What you will do:
Your answer should be the records below, written out exactly.
++++++++++
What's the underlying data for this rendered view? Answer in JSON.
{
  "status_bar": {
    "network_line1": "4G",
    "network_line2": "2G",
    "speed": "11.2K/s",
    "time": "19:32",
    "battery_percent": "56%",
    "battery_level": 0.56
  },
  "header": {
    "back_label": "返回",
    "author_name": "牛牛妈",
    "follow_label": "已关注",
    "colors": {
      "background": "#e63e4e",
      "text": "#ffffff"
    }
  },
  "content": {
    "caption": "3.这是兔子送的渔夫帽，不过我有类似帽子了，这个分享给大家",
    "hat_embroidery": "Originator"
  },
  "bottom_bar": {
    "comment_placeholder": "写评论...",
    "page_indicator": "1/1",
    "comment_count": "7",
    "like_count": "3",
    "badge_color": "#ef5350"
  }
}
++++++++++
Task output:
What's the underlying data for this rendered view? Answer in JSON.
{
  "status_bar": {
    "network_line1": "4G",
    "network_line2": "2G",
    "speed": "11.2K/s",
    "time": "19:32",
    "battery_percent": "56%",
    "battery_level": 0.56
  },
  "header": {
    "back_label": "返回",
    "author_name": "牛牛妈",
    "follow_label": "已关注",
    "colors": {
      "background": "#e63e4e",
      "text": "#ffffff"
    }
  },
  "content": {
    "caption": "3.这是兔子送的渔夫帽，不过我有类似帽子了，这个分享给大家",
    "hat_embroidery": "Originator"
  },
  "bottom_bar": {
    "comment_placeholder": "写评论...",
    "page_indicator": "1/1",
    "comment_count": "7",
    "like_count": "3",
    "badge_color": "#ef5350"
  }
}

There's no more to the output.